Government pledges £20m fund for driverless cars R&D
The measures – announced by Business Secretary Sajid Javid and Transport Minister Andrew Jones – are intended to put the UK at the forefront of the intelligent mobility market, expected to be worth £900bn by 2025.
Business Secretary Sajid Javid said: “To boost productivity Britain will need to capitalise on new technologies like driverless vehicles, securing high skilled jobs for those who want to work hard and get on, and contributing to a more prosperous future for the whole of the country.
“Our world-beating automotive industry, strengths in innovation and light touch regulatory approach to testing driverless technology combine to make the UK market competitive and an attractive destination for investors.”
The project will see bidders put forward proposals in areas such as safety, reliability, how vehicles can communicate with each other and the environment around them and how driverless vehicles can help give an ageing population greater independence.
Successful bidders will need to match the £20m funding from the Government – which forms part of the £100m for research into intelligent mobility announced by the Chancellor in the Spring 2015 Budget – with their own money.
The project also sees the establishment of a code of practice to provide the industry with framework in order to safety trial cars and create more sophisticated versions of models that already exist. A new joint policy unit, the Centre for Connected and Autonomous Vehicles (C-CAV), will co-ordinate government policy on driverless cars and connected technology.

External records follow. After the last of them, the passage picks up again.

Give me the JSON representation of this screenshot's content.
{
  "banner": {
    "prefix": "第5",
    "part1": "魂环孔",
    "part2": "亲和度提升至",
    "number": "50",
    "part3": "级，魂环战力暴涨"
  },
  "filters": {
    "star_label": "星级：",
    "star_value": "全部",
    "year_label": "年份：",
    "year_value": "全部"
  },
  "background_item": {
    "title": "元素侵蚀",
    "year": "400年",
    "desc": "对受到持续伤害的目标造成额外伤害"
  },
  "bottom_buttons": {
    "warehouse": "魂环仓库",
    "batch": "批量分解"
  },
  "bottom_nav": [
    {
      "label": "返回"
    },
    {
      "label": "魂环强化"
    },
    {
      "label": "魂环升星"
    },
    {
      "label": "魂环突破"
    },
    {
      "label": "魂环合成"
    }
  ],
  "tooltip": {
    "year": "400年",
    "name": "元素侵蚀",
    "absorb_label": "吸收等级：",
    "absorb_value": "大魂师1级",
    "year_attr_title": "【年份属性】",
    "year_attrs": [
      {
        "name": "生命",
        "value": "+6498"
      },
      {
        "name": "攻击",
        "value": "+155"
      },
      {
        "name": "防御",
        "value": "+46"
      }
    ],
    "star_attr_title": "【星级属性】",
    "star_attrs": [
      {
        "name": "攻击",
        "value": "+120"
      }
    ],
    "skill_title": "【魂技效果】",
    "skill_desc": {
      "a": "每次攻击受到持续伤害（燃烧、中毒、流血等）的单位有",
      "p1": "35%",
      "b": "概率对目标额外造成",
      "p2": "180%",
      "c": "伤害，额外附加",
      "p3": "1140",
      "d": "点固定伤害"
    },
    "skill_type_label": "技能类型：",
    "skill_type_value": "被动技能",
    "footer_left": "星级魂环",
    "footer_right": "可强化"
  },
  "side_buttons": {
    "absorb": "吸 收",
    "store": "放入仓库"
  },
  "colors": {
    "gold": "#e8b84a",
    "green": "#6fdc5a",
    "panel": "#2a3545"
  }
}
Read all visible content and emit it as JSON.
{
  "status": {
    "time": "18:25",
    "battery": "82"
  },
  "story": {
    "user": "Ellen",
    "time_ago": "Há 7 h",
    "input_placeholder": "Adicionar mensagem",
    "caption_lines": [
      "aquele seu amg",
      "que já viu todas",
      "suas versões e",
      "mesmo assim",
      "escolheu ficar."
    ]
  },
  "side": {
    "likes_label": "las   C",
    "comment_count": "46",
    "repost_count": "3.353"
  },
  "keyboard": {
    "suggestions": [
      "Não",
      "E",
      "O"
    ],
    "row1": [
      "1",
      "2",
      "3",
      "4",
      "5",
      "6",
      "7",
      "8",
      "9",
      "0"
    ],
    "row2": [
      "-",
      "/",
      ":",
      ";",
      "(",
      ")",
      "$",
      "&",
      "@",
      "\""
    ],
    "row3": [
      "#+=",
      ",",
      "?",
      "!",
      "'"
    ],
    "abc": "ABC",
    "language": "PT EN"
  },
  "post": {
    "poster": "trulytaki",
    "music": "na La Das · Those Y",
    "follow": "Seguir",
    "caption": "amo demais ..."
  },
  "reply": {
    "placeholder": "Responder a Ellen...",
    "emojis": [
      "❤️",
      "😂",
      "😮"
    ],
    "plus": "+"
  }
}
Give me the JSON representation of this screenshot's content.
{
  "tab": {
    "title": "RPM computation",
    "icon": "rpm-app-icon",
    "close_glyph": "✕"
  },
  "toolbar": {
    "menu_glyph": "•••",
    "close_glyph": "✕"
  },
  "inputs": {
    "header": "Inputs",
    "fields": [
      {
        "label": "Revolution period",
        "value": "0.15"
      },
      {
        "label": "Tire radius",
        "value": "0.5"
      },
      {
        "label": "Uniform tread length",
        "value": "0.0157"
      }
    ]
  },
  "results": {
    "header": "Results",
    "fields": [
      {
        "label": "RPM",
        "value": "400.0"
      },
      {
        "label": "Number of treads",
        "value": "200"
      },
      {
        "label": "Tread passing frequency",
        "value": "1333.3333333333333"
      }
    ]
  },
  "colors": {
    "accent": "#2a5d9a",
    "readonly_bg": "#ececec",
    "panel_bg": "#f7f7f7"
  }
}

Professor Nick Reed, technical lead of the GATEWay project & academy director at TRL, said: "Much research and development is required before driverless cars become commonplace on our streets, but the launch of the Code of Practice brings this vision a step closer. It sets the scene for the safe evaluation and development of highly and fully automated vehicles for years to come and is another example of how the UK is leading the charge in this area. Combined with the £20m funding and the launch of theCentre for Connected and Autonomous Vehicles, the UK is now firmly positioned at the centre of future mobility.
"Since the press launch of the GATEway project in February, the TRL-led consortium has been working hard to lay the necessary foundations for the planned autonomous vehicle trials. We want to make sure that the trials are optimally developed and delivered, so the first public vehicle trials won’t take place until 2016. But now that the new Code of Practice has given the green light for testing on UK roads, it won’t be long before you see one of our self-driving vehicles out in the public again.”